OSLO: Norway’s opposition Conservatives, promising tax cuts and better healthcare, won elections in a landslide on Monday but faced tough coalition talks with a populist party that wants to spend more of the accumulated oil riches and curb immigration.
Led by Erna Solberg, a former girl scout leader who has overcome dyslexia, the Conservatives promise to diversify the economy away from oil, privatise state firms, and reduce some of the world’s highest taxes rates to give the private sector more breathing room.
Solberg, 52, will become Norway’s second female prime minister, as well as its first Conservative prime minister since 1990. At least the top two cabinet posts — and possibly the top three — are likely to be filled by women.
“Voters have given a historically strong victory for the centre-right,” said a tearful Solberg, nicknamed “Iron Erna” for her tough stances when she served in cabinet between 2001 and 2005. “We will give this country a new government.” Norway has enjoyed rare economic success during the past decade, escaping Europe’s economic crisis with little more than a scratch, as its booming offshore oil sector lifted per capita GDP to $100,000 and a huge public sector insulated the economy.
But growth is now slowing, competitiveness is stagnating, and the government’s record on critical social services is mixed. Voters have accused outgoing Prime Minister Jens Stoltenberg of wasting a once-in-a-lifetime economic boom. With 76 percent of the vote counted, the Conservatives, the populist right-wing Progress Party and two centrist parties that campaigned together to oust Stoltenberg were set to collect 96 seats in parliament, 11 more than needed for the majority.

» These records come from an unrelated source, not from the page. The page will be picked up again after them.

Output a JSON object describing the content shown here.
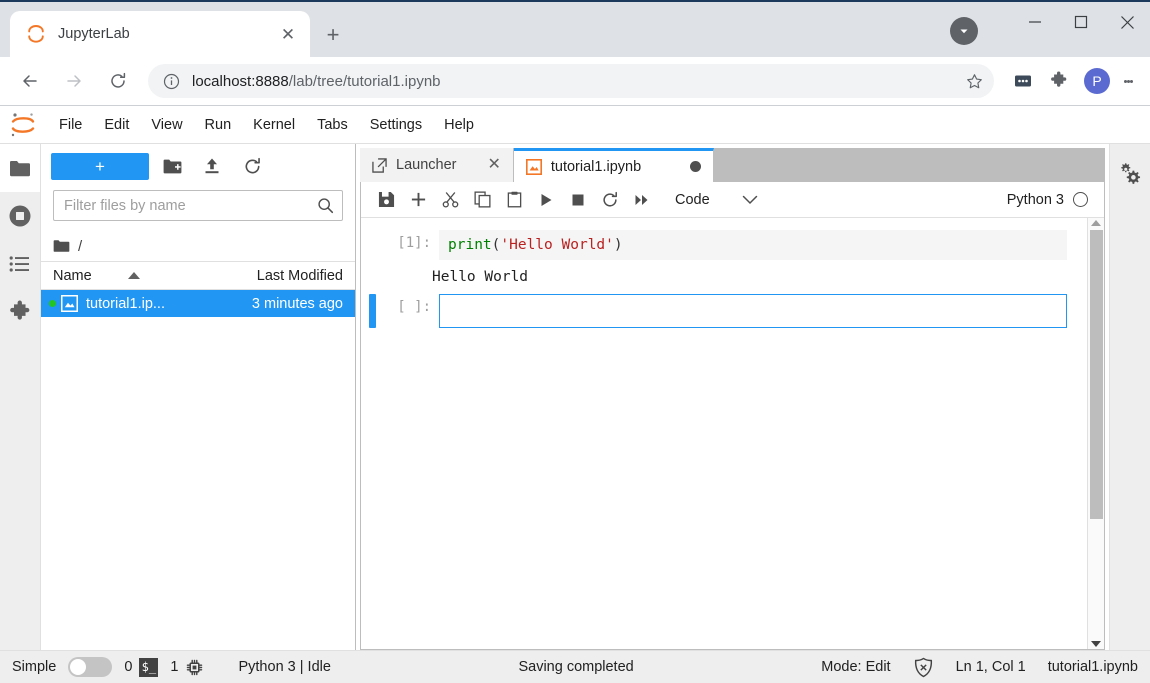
{
  "browser": {
    "tab": {
      "title": "JupyterLab",
      "favicon": "jupyter-logo-icon",
      "close": "✕"
    },
    "new_tab": "+",
    "window_controls": {
      "minimize": "—",
      "maximize": "□",
      "close": "✕"
    },
    "nav": {
      "back": "←",
      "forward": "→",
      "reload": "⟳"
    },
    "omnibox": {
      "info_icon": "info-circle-icon",
      "url_host": "localhost:8888",
      "url_path": "/lab/tree/tutorial1.ipynb",
      "star_icon": "bookmark-star-icon"
    },
    "extensions": {
      "dots": "extension-dots-icon",
      "puzzle": "extensions-puzzle-icon"
    },
    "profile_initial": "P",
    "menu_icon": "kebab-menu-icon"
  },
  "jupyter": {
    "logo": "jupyter-logo-icon",
    "menubar": [
      "File",
      "Edit",
      "View",
      "Run",
      "Kernel",
      "Tabs",
      "Settings",
      "Help"
    ],
    "activitybar": [
      {
        "name": "file-browser",
        "icon": "folder-icon",
        "active": true
      },
      {
        "name": "running-terminals-kernels",
        "icon": "stop-circle-icon",
        "active": false
      },
      {
        "name": "commands",
        "icon": "list-icon",
        "active": false
      },
      {
        "name": "extension-manager",
        "icon": "puzzle-icon",
        "active": false
      }
    ],
    "rightbar": [
      {
        "name": "property-inspector",
        "icon": "double-gear-icon"
      }
    ],
    "filebrowser": {
      "new_launcher_label": "+",
      "toolbar_icons": [
        "new-folder-icon",
        "upload-icon",
        "refresh-icon"
      ],
      "filter_placeholder": "Filter files by name",
      "filter_value": "",
      "search_icon": "search-icon",
      "breadcrumb_icon": "folder-icon",
      "breadcrumb_path": "/",
      "columns": {
        "name": "Name",
        "last_modified": "Last Modified"
      },
      "sort_icon": "sort-ascending-caret-icon",
      "rows": [
        {
          "name": "tutorial1.ip...",
          "last_modified": "3 minutes ago",
          "icon": "notebook-icon",
          "running": true,
          "selected": true
        }
      ]
    },
    "dock": {
      "tabs": [
        {
          "label": "Launcher",
          "icon": "launcher-icon",
          "current": false,
          "close": "✕"
        },
        {
          "label": "tutorial1.ipynb",
          "icon": "notebook-icon",
          "current": true,
          "dirty_dot": true
        }
      ]
    },
    "notebook": {
      "toolbar_icons": [
        "save-icon",
        "insert-cell-icon",
        "cut-icon",
        "copy-icon",
        "paste-icon",
        "run-icon",
        "stop-icon",
        "restart-icon",
        "restart-run-all-icon"
      ],
      "cell_type": "Code",
      "cell_type_caret": "chevron-down-icon",
      "kernel_name": "Python 3",
      "kernel_status_icon": "idle-circle-icon",
      "cells": [
        {
          "prompt": "[1]:",
          "active": false,
          "code": {
            "fn": "print",
            "open": "(",
            "str": "'Hello World'",
            "close": ")"
          },
          "output": "Hello World"
        },
        {
          "prompt": "[ ]:",
          "active": true,
          "code": null,
          "output": null
        }
      ],
      "scrollbar": {
        "up": "scroll-up-arrow",
        "down": "scroll-down-arrow"
      }
    },
    "statusbar": {
      "simple_label": "Simple",
      "simple_toggle_on": false,
      "terminals_count": "0",
      "terminal_icon": "terminal-icon",
      "kernels_count": "1",
      "kernel_icon": "kernel-chip-icon",
      "kernel_status": "Python 3 | Idle",
      "message": "Saving completed",
      "mode": "Mode: Edit",
      "trust_icon": "shield-x-icon",
      "cursor_position": "Ln 1, Col 1",
      "filename": "tutorial1.ipynb"
    }
  },
  "colors": {
    "accent_blue": "#2196f3",
    "jupyter_orange": "#f37726",
    "chrome_tabstrip": "#dee1e6",
    "panel_gray": "#eeeeee",
    "string_red": "#ba2121",
    "keyword_green": "#008000",
    "running_green": "#22c522"
  }
}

Stoltenberg and his allies collected just 72 seats and the prime minister announced he would step down after eight years and two straight terms in office.